Exercise objective
Search the data below for "vertical"; list each line that holds it.

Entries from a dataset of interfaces
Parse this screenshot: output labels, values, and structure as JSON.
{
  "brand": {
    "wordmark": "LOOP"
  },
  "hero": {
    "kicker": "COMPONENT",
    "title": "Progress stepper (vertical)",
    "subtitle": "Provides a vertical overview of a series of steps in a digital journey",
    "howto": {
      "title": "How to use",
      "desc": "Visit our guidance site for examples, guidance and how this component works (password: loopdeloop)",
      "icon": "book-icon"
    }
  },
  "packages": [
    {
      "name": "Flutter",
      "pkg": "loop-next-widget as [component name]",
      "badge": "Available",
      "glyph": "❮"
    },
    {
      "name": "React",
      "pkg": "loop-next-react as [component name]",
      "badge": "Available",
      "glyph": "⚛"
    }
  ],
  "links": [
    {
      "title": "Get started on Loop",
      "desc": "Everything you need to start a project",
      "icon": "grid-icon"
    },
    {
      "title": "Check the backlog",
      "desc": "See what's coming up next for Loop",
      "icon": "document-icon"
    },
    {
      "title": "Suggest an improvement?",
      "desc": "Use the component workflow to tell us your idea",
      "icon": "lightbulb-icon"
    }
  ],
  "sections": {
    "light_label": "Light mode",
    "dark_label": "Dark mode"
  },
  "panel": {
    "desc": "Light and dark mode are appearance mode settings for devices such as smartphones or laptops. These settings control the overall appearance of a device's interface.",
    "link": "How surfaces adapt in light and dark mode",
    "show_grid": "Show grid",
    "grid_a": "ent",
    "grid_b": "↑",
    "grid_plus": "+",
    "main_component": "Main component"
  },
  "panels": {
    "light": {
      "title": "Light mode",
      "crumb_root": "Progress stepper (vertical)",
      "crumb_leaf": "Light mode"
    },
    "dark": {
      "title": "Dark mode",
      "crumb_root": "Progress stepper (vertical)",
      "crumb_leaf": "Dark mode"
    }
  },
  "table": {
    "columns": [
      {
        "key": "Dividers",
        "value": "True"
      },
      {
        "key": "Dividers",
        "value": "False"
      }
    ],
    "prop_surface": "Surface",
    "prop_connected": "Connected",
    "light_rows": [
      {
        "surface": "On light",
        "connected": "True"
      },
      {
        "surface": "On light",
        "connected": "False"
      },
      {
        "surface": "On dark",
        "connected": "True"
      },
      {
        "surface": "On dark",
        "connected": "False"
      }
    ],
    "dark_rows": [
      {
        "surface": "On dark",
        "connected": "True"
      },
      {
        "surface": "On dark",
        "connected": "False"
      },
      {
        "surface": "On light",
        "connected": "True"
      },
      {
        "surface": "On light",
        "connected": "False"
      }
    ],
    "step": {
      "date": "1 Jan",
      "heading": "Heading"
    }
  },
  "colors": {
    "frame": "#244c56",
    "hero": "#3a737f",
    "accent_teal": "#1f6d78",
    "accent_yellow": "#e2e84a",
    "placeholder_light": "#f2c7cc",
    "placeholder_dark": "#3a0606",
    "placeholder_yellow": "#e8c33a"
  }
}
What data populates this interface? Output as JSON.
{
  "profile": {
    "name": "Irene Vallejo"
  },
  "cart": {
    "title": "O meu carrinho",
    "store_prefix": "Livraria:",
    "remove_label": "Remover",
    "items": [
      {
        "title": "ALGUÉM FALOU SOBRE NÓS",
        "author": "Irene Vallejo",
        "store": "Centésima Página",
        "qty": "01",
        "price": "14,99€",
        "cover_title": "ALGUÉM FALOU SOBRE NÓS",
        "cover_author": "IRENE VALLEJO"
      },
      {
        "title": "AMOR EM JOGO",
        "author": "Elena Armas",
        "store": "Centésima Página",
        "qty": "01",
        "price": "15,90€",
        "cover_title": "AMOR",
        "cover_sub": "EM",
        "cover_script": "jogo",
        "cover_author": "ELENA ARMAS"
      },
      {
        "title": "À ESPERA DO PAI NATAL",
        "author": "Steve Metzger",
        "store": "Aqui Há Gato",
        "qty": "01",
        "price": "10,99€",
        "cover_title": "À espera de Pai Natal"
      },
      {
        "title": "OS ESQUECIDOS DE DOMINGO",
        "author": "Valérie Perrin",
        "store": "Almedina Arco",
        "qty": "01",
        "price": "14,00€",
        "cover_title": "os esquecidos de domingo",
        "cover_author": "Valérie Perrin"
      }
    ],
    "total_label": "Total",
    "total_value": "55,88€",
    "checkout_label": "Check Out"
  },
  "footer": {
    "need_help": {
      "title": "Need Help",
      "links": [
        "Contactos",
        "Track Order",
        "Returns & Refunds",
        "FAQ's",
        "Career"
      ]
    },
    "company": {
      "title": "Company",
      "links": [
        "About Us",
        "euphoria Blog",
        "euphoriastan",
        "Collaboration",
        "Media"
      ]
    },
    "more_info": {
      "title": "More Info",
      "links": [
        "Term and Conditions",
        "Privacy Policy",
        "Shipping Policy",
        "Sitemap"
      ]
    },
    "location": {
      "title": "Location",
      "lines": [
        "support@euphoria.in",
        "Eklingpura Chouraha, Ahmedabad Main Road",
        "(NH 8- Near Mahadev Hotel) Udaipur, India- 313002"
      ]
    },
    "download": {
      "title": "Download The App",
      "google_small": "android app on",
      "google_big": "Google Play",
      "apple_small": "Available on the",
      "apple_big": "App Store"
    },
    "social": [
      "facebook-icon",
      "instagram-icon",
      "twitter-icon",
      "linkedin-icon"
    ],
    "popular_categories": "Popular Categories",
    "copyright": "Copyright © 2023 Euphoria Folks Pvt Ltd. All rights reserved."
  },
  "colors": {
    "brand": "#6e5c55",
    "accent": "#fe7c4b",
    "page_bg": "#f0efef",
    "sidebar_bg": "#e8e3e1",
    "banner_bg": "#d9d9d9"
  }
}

Output of the task
    "title": "Progress stepper (vertical)",
    "subtitle": "Provides a vertical overview of a series of steps in a digital journey",
      "crumb_root": "Progress stepper (vertical)",
      "crumb_root": "Progress stepper (vertical)",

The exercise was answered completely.